• [YOUR GOAL]: Locate the word "empty" in the data below, then copy every line that holds it.

• [DATA TO USE]:

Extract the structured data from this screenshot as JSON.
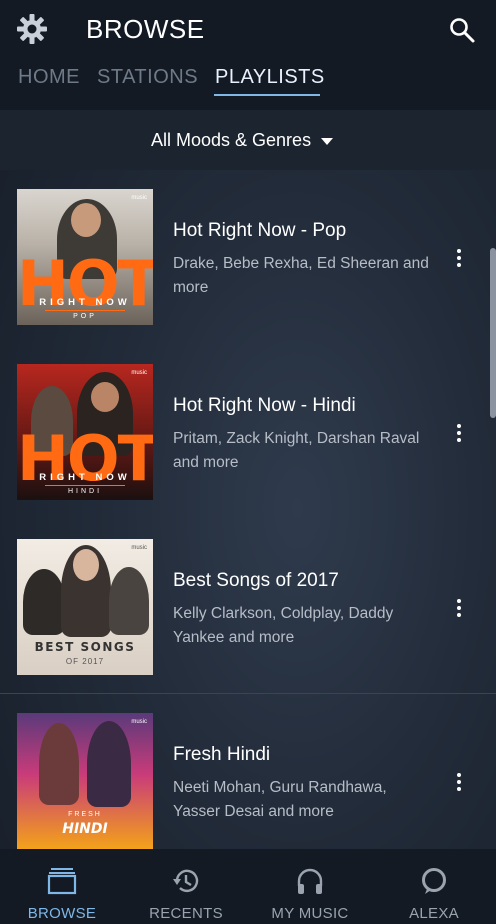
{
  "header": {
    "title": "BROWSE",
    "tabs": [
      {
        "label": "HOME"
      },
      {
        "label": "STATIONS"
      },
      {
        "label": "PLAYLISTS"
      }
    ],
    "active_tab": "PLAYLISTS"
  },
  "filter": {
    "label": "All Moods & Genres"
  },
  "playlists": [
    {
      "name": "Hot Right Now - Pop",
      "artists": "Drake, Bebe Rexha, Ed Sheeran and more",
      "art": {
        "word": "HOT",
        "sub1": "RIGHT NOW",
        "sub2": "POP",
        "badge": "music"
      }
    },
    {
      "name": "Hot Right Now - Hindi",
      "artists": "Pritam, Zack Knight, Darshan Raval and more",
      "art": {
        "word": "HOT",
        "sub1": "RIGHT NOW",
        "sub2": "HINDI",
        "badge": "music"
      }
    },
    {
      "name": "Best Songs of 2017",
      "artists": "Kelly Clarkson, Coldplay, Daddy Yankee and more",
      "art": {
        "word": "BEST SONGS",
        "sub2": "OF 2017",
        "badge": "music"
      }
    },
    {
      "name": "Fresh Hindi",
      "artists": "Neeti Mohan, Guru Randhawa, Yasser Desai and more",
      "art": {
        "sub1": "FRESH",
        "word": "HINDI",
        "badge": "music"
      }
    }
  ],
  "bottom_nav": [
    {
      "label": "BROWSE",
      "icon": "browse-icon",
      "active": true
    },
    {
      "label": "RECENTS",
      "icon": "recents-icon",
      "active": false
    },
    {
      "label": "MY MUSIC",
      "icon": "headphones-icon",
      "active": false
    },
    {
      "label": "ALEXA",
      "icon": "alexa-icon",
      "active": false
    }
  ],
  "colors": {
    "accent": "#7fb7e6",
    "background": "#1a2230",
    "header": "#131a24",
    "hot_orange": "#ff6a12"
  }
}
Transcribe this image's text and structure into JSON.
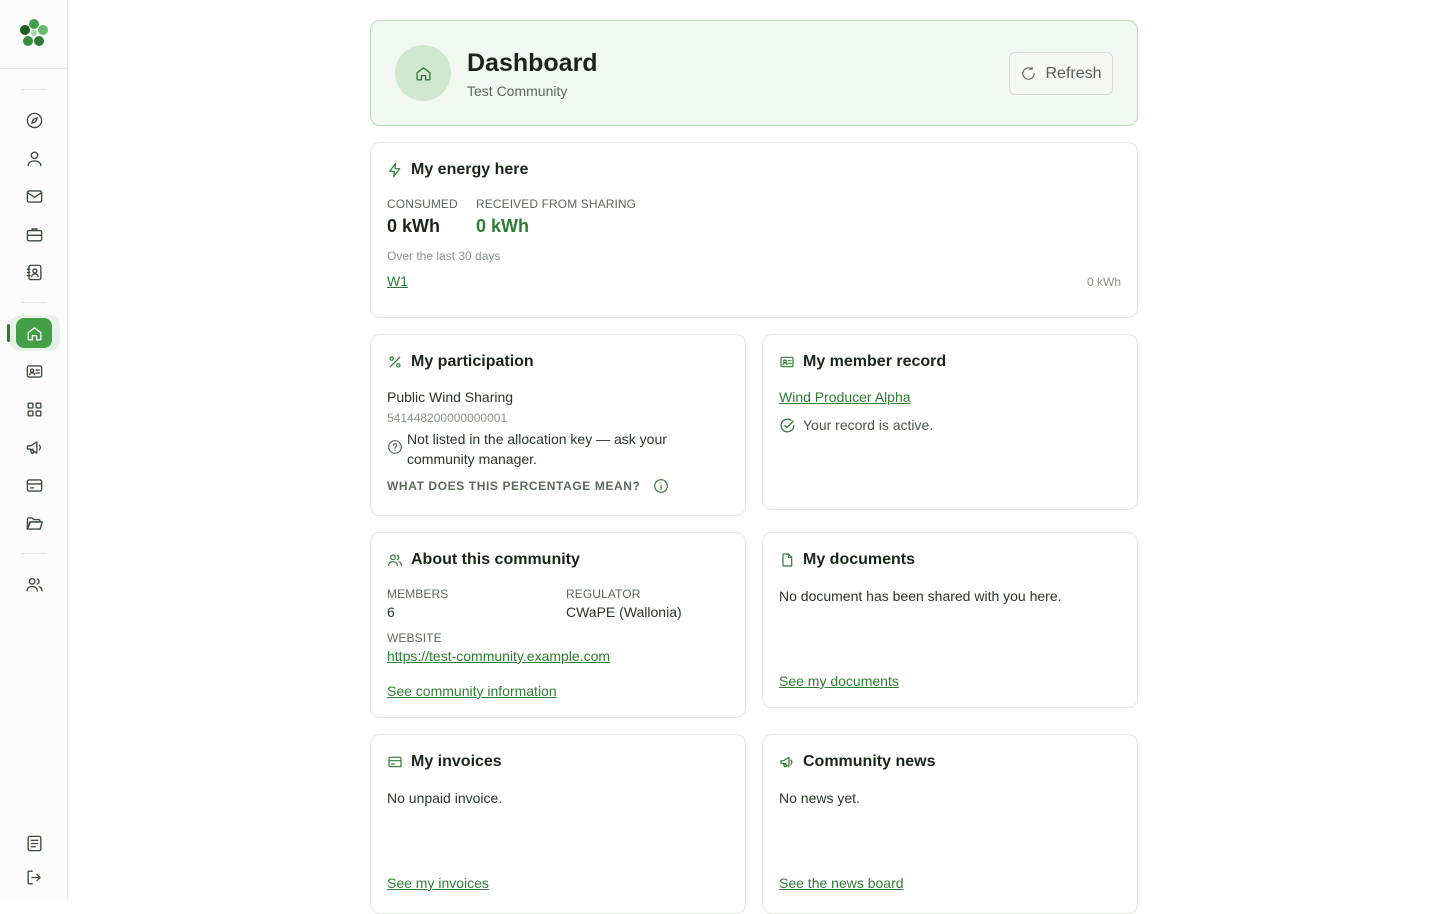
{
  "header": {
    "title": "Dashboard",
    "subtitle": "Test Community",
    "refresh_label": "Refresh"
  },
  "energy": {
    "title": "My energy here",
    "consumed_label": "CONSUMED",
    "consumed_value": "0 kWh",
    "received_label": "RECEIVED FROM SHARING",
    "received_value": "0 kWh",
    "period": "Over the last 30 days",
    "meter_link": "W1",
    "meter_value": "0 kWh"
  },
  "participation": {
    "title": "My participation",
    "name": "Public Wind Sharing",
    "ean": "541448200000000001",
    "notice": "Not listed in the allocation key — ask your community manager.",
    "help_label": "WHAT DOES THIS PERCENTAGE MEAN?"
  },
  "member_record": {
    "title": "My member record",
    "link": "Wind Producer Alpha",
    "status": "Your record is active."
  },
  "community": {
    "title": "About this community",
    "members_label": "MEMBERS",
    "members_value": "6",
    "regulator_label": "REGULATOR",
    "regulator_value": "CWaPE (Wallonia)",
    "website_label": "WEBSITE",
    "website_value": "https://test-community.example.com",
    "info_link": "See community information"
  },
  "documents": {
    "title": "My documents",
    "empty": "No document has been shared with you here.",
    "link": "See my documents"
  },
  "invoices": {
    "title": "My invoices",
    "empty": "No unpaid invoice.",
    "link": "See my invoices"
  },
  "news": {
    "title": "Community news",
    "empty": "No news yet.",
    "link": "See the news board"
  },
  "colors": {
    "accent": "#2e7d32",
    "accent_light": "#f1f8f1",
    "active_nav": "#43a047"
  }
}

• [EXPECTED OUTPUT]:
    "empty": "No document has been shared with you here.",
    "empty": "No unpaid invoice.",
    "empty": "No news yet.",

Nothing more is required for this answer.